The government has introduced a raft of new consumer protection legislation over the last three years to overhaul and consolidate the previously fragmented and confusing consumer protection landscape and to implement the Consumer Rights Directive (CRD).
The Consumer Rights Act 2015
The Consumer Rights Act 2015 (CRA) came into force on 1 October 2015. It constitutes a major reform of consumer protection law covering:
- statutory implied terms and remedies in consumer contracts for goods, digital content and services;
- unfair contract terms in consumer contracts;
- enforcement of consumer protection law;
- secondary ticketing provisions; and
- measures to facilitate private actions for breaches of competition law.
Consumer facing businesses need to review their:
- sales lifecycle;
- sales contracts including standard website and app terms;
- limitation of liability clauses to check compliance and references to legislation;
- pre-contractual information (including in notices and announcements); and
- cancellation and returns policies.
- The CRA sets out implied contract terms which cannot be excluded in relation to consumer contracts for goods, digital content and services;
- tiered remedies are set out in relation to breach of statutory implied terms;
- contracts for the supply of digital content are treated as a separate category of contract with their own statutory rights and remedies for the first time;
- the unfair contract terms in consumer contracts regime has changed with the amendment of the Unfair Contract Terms Act 1977; and
- the revocation of the Unfair Terms in Consumer Contracts Regulations 1999.
Other recent changes to the consumer protection legal landscape
The Consumer Protection (Information, Cancellation and Additional Payments Regulations 2013
The Consumer Protection (Information, Cancellation and Additional Payments) Regulations (Consumer Contracts Regulations) have applied since June 2014 and implement the bulk of the CRD. This legislation introduced a number of changes, including:
- the cooling off period changed from 7 to 14 days;
- changes to pre-contractual information requirements, especially for online sales;
- refunds must be given within 14 days (rather than 30);
- consumers must be provided with standard cancellation forms for off-premises and distance contracts;
- pre-contractual information requirements now apply to on-premises consumer contracts for the first time; and
- a requirement to inform online consumers clearly at the point of entering into a payment obligation.
The European Commission has published guidance on the CRD which sits alongside BIS guidance on the Consumer Contracts Regulations.
The Consumer Protection (Amendment) Regulations 2014
The Consumer Protection (Amendment) Regulations 2014 (SI/2014/870) (Regulations), principally amend the Consumer Protection from Unfair Trading Regulations 2008 and also partially amend the Consumer Contracts Regulations and the Misrepresentation Act 1967 (plus Scottish and Northern Irish equivalents).

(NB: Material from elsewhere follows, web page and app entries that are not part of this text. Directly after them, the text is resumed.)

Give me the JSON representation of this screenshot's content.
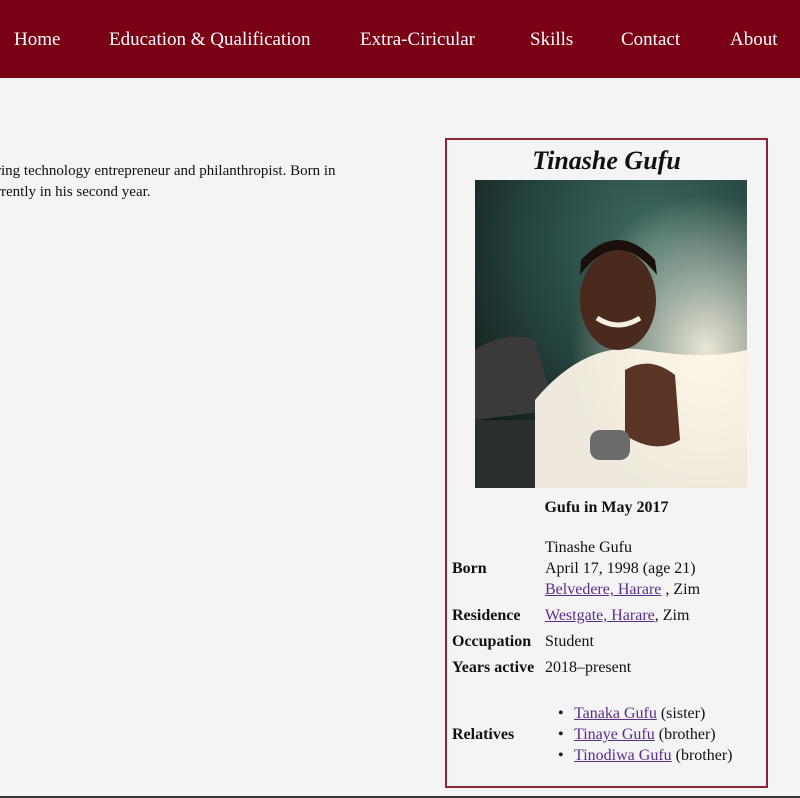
{
  "nav": {
    "items": [
      "Home",
      "Education & Qualification",
      "Extra-Ciricular",
      "Skills",
      "Contact",
      "About"
    ]
  },
  "intro": {
    "line1": "ring technology entrepreneur and philanthropist. Born in",
    "line2": "rrently in his second year."
  },
  "infobox": {
    "name": "Tinashe Gufu",
    "caption": "Gufu in May 2017",
    "born_label": "Born",
    "born_name": "Tinashe Gufu",
    "born_date": "April 17, 1998 (age 21)",
    "born_place_link": "Belvedere, Harare",
    "born_place_suffix": " , Zim",
    "residence_label": "Residence",
    "residence_link": "Westgate, Harare",
    "residence_suffix": ", Zim",
    "occupation_label": "Occupation",
    "occupation_value": "Student",
    "years_label": "Years active",
    "years_value": "2018–present",
    "relatives_label": "Relatives",
    "relatives": [
      {
        "name": "Tanaka Gufu",
        "relation": " (sister)"
      },
      {
        "name": "Tinaye Gufu",
        "relation": " (brother)"
      },
      {
        "name": "Tinodiwa Gufu",
        "relation": " (brother)"
      }
    ]
  },
  "colors": {
    "navbar": "#7a0015",
    "border": "#8a2535",
    "link": "#5a2d8a",
    "background": "#f4f4f4"
  }
}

They came into force on 1 October 2014 (save for the provisions amending the Consumer Contracts Regulations which came into force on 13 June 2014) and apply to contracts entered into, or payments made, on or after that date. The Regulations introduce rights for consumers to redress in respect of misleading and aggressive commercial practices.
The right to redress is available under certain circumstances in relation to:
- business to consumer contracts (trader sells or supplies a product to consumer)
- consumer to business contracts (consumer sells goods to trader); and
- a consumer payment (a payment made by a consumer to a trader for the supply of a product).
Consumer Rights (Payment Surcharges) Regulations 2012
These Regulations which implement Article 19 of the CRD, prohibit traders from imposing payment surcharges for use of particular payment mechanisms such as credit cards, which exceed the cost to the trader of using that payment mechanism. The Regulations apply to all consumer contracts for goods, services, digital content and most utilities (there are exemptions for some financial services contracts). The Regulations go beyond the requirements of Article 19 as they also apply to package holidays. They came into force on 6 April 2013 and apply to all relevant contracts entered into on or after that date (with exemptions for micro-businesses and new businesses before 12 June 2014).